The Detroit Lions have fired Jim Caldwell after he posted the highest winning percentage (.563) of any Lions coach in the Super Bowl era. Caldwell led winning campaigns in three of his four years and reached the playoffs twice. By Motor City standards, this is exceptional, job-retaining work.
Or at least it would have been in years past. But today’s controversial dismissal is a signal flare shooting through the sky, showing that the organization is finally ready to start acting like a, well, a real organization.
There’s a large faction of fans who believe Caldwell is getting an unfair shake. After all, participating in the postseason every other year is a vast improvement for the Lions historically. They are content to play meaningful football in December and see the hometown team in those “playoff hunt” graphics.
This is what happens when one is in a toxic relationship. One party treats the other like garbage and lets them down time after time. Then any slight improvement is seen as monumental. A temporary Band-Aid is viewed as a cure-all when, deep down, the aggrieved party knows they’re unhappy and could do better.
And the Lions could do better. They could do better than losing on the opening weekend of the playoffs. They could do better than fumbling in the dark for their second postseason win since 1957. They could do better than blowing the division while Aaron Rodgers sits out with injury. They could do better than see any hope extinguished by the lowly Cincinnati Bengals.
Caldwell had success but it was hollow. Lions fans are too often blind to the low bar they’ve set for the team.
Matthew Stafford, currently the highest-paid player in the sport, is the best quarterback to put on Honolulu blue and silver in the past 60 years. Darius Slay takes away half the field on defense. Matt Prater is the ultimate crunch-time weapon.
The point: in the cyclical NFL, there’s absolutely no reason a franchise should be so underwhelming for so long. Caldwell got them to the hump a few times, but it’s clear he’s not the guy to get them over it.
His terrible in-game management was obvious. The Lions repeatedly failed to field a full team on defense and special teams. They kicked deep when an onside was in order. They allowed Green Bay to win on a Hail Mary because Caldwell didn’t think Rodgers could throw the ball 60 yards.

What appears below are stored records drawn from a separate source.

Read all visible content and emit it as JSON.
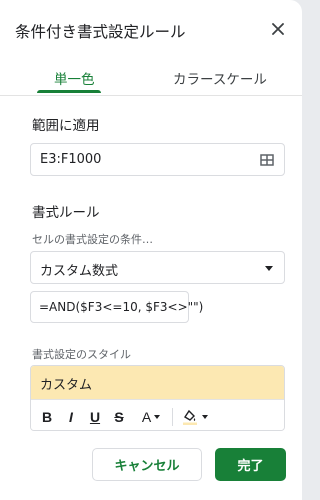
{
  "dialog": {
    "title": "条件付き書式設定ルール",
    "close_icon": "close-icon"
  },
  "tabs": [
    {
      "label": "単一色",
      "active": true
    },
    {
      "label": "カラースケール",
      "active": false
    }
  ],
  "range": {
    "label": "範囲に適用",
    "value": "E3:F1000",
    "icon": "grid-select-icon"
  },
  "format_rules": {
    "label": "書式ルール",
    "condition_label": "セルの書式設定の条件…",
    "condition_value": "カスタム数式",
    "formula_value": "=AND($F3<=10, $F3<>\"\")"
  },
  "style": {
    "label": "書式設定のスタイル",
    "preview_text": "カスタム",
    "preview_fill": "#fce8b2",
    "toolbar": {
      "bold": "B",
      "italic": "I",
      "underline": "U",
      "strikethrough": "S",
      "text_color": "A"
    }
  },
  "buttons": {
    "cancel": "キャンセル",
    "done": "完了"
  },
  "colors": {
    "accent": "#188038"
  }
}
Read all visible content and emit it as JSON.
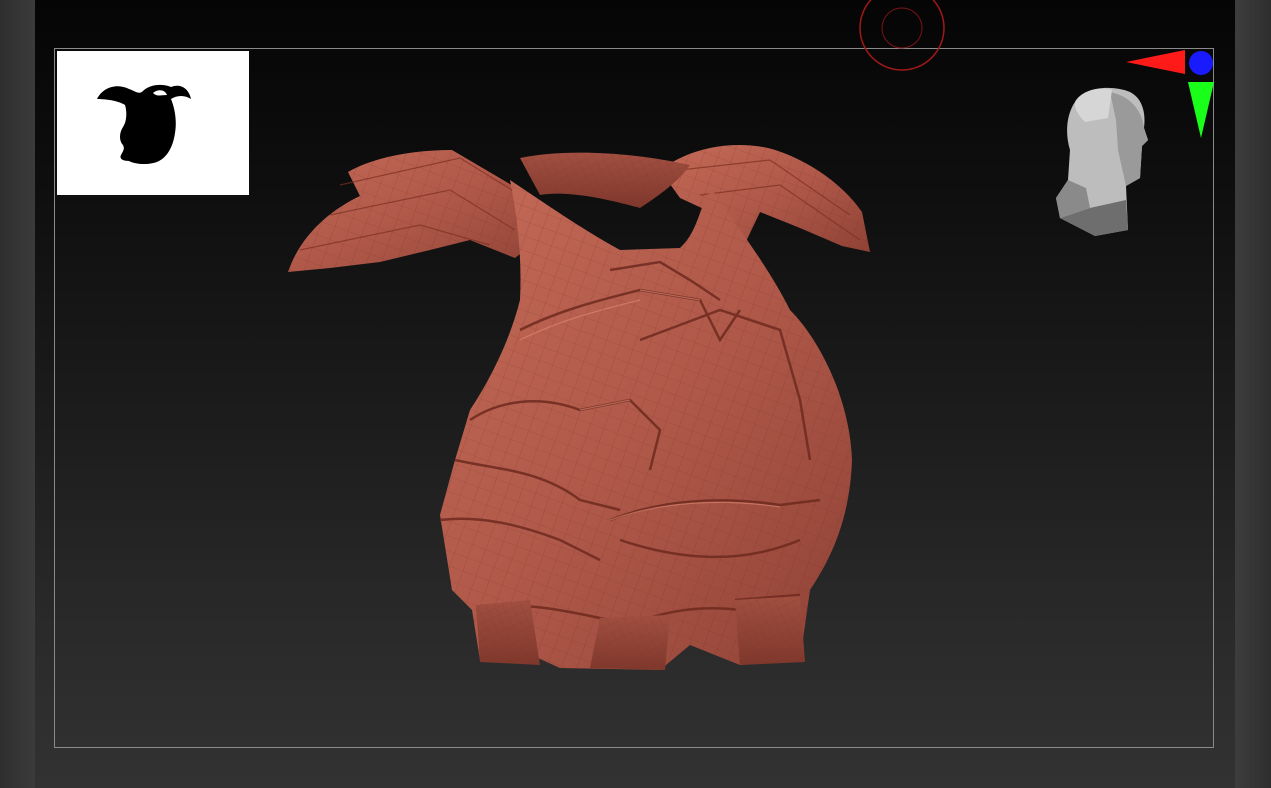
{
  "app": {
    "viewport_label": "3D viewport"
  },
  "viewport": {
    "background_top": "#050505",
    "background_bottom": "#323232",
    "frame_color": "#8a8a8a"
  },
  "model": {
    "material_color": "#b35d4b",
    "wire_color": "#7a2f22",
    "icon": "armor-mesh"
  },
  "thumbnail": {
    "icon": "silhouette-thumbnail",
    "background": "#ffffff",
    "fill": "#000000"
  },
  "gizmo": {
    "x_axis_color": "#ff1a1a",
    "y_axis_color": "#1aff1a",
    "z_axis_color": "#1a1aff",
    "head_icon": "orientation-head-icon"
  },
  "focal_ring": {
    "color": "#b31a1a",
    "icon": "focal-ring-icon"
  }
}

He was often conservative when he should have been aggressive and vice versa. And he did all this while showing zero emotion. Once, just once, it would have been great to see someone on the sidelines who appeared emotionally invested in the outcome.
Maybe the next guy will be. Maybe, just maybe, the Lions are going to start acting like a real organization with real goals.
Anything feels possible on New Year’s Day.